*WHAT IS NEEDED*
When you copy the data that follows, reproduce every word exactly and leave out the images.

[Component data from apps and pages]
----------------

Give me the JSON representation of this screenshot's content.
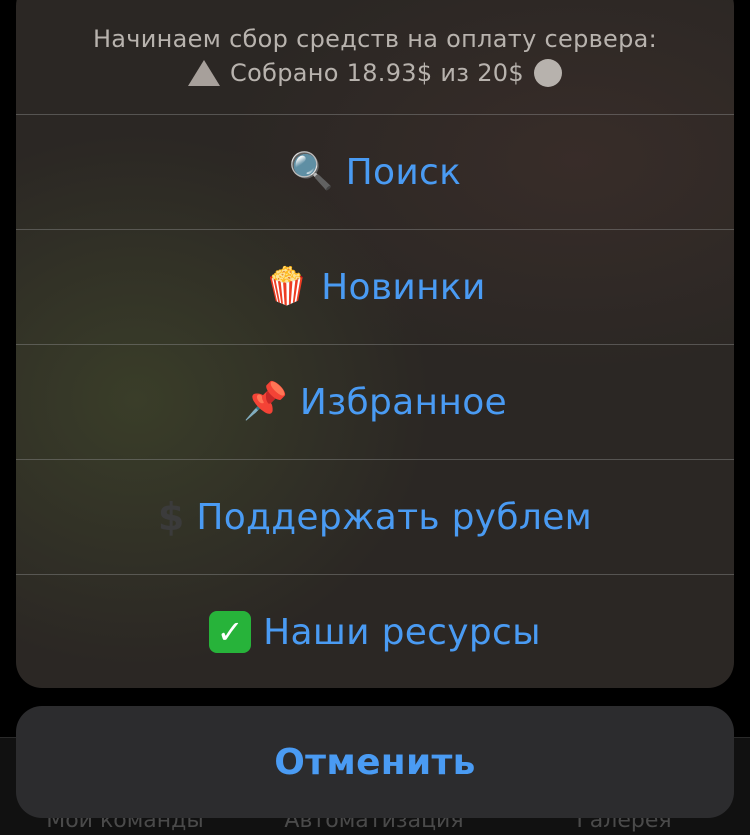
{
  "background_tabbar": {
    "tabs": [
      "Мои команды",
      "Автоматизация",
      "Галерея"
    ]
  },
  "sheet": {
    "header": {
      "line1": "Начинаем сбор средств на оплату сервера:",
      "line2": "Собрано 18.93$ из 20$",
      "left_icon": "warning-triangle-icon",
      "right_icon": "gray-circle-icon"
    },
    "actions": [
      {
        "icon": "🔍",
        "icon_name": "magnifier-icon",
        "label": "Поиск"
      },
      {
        "icon": "🍿",
        "icon_name": "popcorn-icon",
        "label": "Новинки"
      },
      {
        "icon": "📌",
        "icon_name": "pushpin-icon",
        "label": "Избранное"
      },
      {
        "icon": "$",
        "icon_name": "dollar-icon",
        "label": "Поддержать рублем"
      },
      {
        "icon": "✓",
        "icon_name": "checkmark-icon",
        "label": "Наши ресурсы"
      }
    ],
    "accent_color": "#4a9bf3"
  },
  "cancel": {
    "label": "Отменить"
  }
}
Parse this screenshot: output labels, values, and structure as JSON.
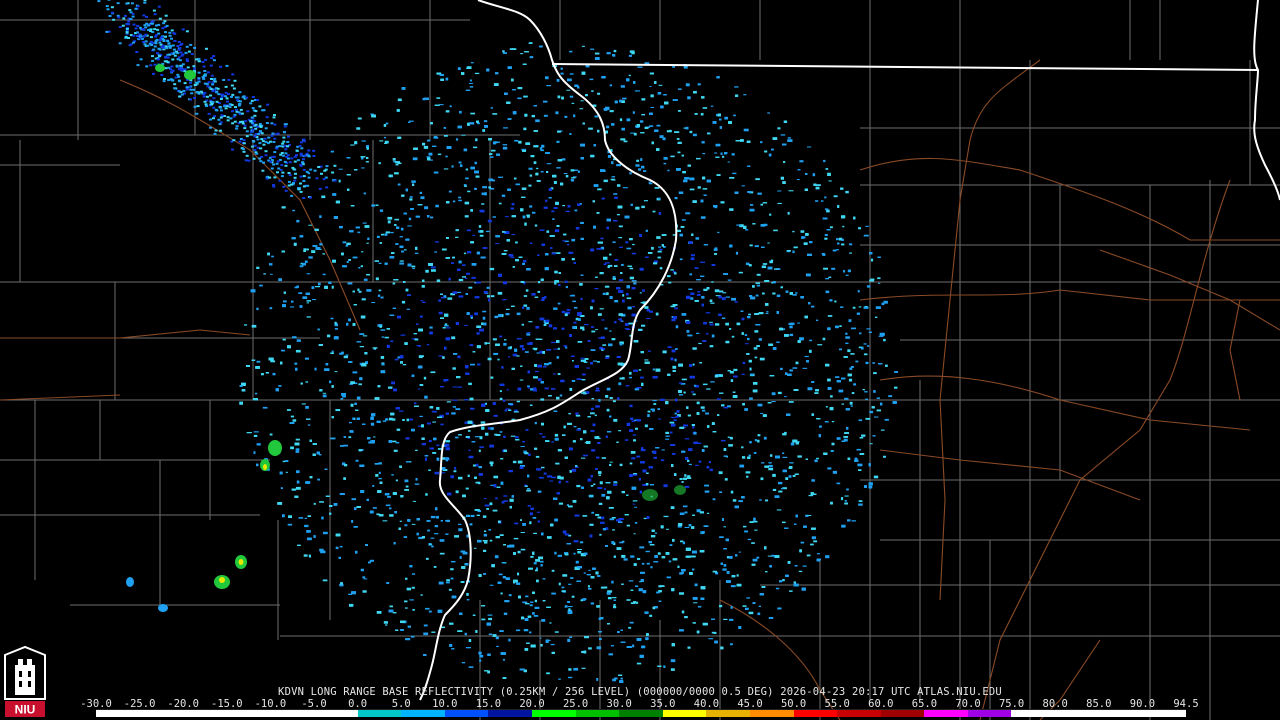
{
  "caption": "KDVN LONG RANGE BASE REFLECTIVITY (0.25KM / 256 LEVEL) (000000/0000 0.5 DEG) 2026-04-23 20:17 UTC  ATLAS.NIU.EDU",
  "logo": {
    "text": "NIU",
    "icon": "niu-tower-logo-icon"
  },
  "colorbar": {
    "ticks": [
      "-30.0",
      "-25.0",
      "-20.0",
      "-15.0",
      "-10.0",
      "-5.0",
      "0.0",
      "5.0",
      "10.0",
      "15.0",
      "20.0",
      "25.0",
      "30.0",
      "35.0",
      "40.0",
      "45.0",
      "50.0",
      "55.0",
      "60.0",
      "65.0",
      "70.0",
      "75.0",
      "80.0",
      "85.0",
      "90.0",
      "94.5"
    ],
    "colors": [
      "#ffffff",
      "#ffffff",
      "#ffffff",
      "#ffffff",
      "#ffffff",
      "#ffffff",
      "#00c8c8",
      "#00b4ff",
      "#0050ff",
      "#0014a0",
      "#00ff00",
      "#00c000",
      "#008000",
      "#ffff00",
      "#e6b400",
      "#ff8c00",
      "#ff0000",
      "#c80000",
      "#a00000",
      "#ff00ff",
      "#a000e6",
      "#ffffff",
      "#ffffff",
      "#ffffff",
      "#ffffff"
    ]
  },
  "colors": {
    "background": "#000000",
    "county_lines": "#6e6e6e",
    "state_lines": "#ffffff",
    "roads": "#8a4a26",
    "echo_light": "#3fd8f2",
    "echo_mid": "#1fa0f0",
    "echo_dark": "#1238e0",
    "echo_green": "#22c83c",
    "echo_yellow": "#e6e600"
  }
}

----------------

*THE COMPLETED TASK*
Give me the JSON representation of this screenshot's content.
{
  "background_tabbar": {
    "tabs": [
      "Мои команды",
      "Автоматизация",
      "Галерея"
    ]
  },
  "sheet": {
    "header": {
      "line1": "Начинаем сбор средств на оплату сервера:",
      "line2": "Собрано 18.93$ из 20$",
      "left_icon": "warning-triangle-icon",
      "right_icon": "gray-circle-icon"
    },
    "actions": [
      {
        "icon": "🔍",
        "icon_name": "magnifier-icon",
        "label": "Поиск"
      },
      {
        "icon": "🍿",
        "icon_name": "popcorn-icon",
        "label": "Новинки"
      },
      {
        "icon": "📌",
        "icon_name": "pushpin-icon",
        "label": "Избранное"
      },
      {
        "icon": "$",
        "icon_name": "dollar-icon",
        "label": "Поддержать рублем"
      },
      {
        "icon": "✓",
        "icon_name": "checkmark-icon",
        "label": "Наши ресурсы"
      }
    ],
    "accent_color": "#4a9bf3"
  },
  "cancel": {
    "label": "Отменить"
  }
}
Parse this screenshot: output labels, values, and structure as JSON.
{
  "caption": "KDVN LONG RANGE BASE REFLECTIVITY (0.25KM / 256 LEVEL) (000000/0000 0.5 DEG) 2026-04-23 20:17 UTC  ATLAS.NIU.EDU",
  "logo": {
    "text": "NIU",
    "icon": "niu-tower-logo-icon"
  },
  "colorbar": {
    "ticks": [
      "-30.0",
      "-25.0",
      "-20.0",
      "-15.0",
      "-10.0",
      "-5.0",
      "0.0",
      "5.0",
      "10.0",
      "15.0",
      "20.0",
      "25.0",
      "30.0",
      "35.0",
      "40.0",
      "45.0",
      "50.0",
      "55.0",
      "60.0",
      "65.0",
      "70.0",
      "75.0",
      "80.0",
      "85.0",
      "90.0",
      "94.5"
    ],
    "colors": [
      "#ffffff",
      "#ffffff",
      "#ffffff",
      "#ffffff",
      "#ffffff",
      "#ffffff",
      "#00c8c8",
      "#00b4ff",
      "#0050ff",
      "#0014a0",
      "#00ff00",
      "#00c000",
      "#008000",
      "#ffff00",
      "#e6b400",
      "#ff8c00",
      "#ff0000",
      "#c80000",
      "#a00000",
      "#ff00ff",
      "#a000e6",
      "#ffffff",
      "#ffffff",
      "#ffffff",
      "#ffffff"
    ]
  },
  "colors": {
    "background": "#000000",
    "county_lines": "#6e6e6e",
    "state_lines": "#ffffff",
    "roads": "#8a4a26",
    "echo_light": "#3fd8f2",
    "echo_mid": "#1fa0f0",
    "echo_dark": "#1238e0",
    "echo_green": "#22c83c",
    "echo_yellow": "#e6e600"
  }
}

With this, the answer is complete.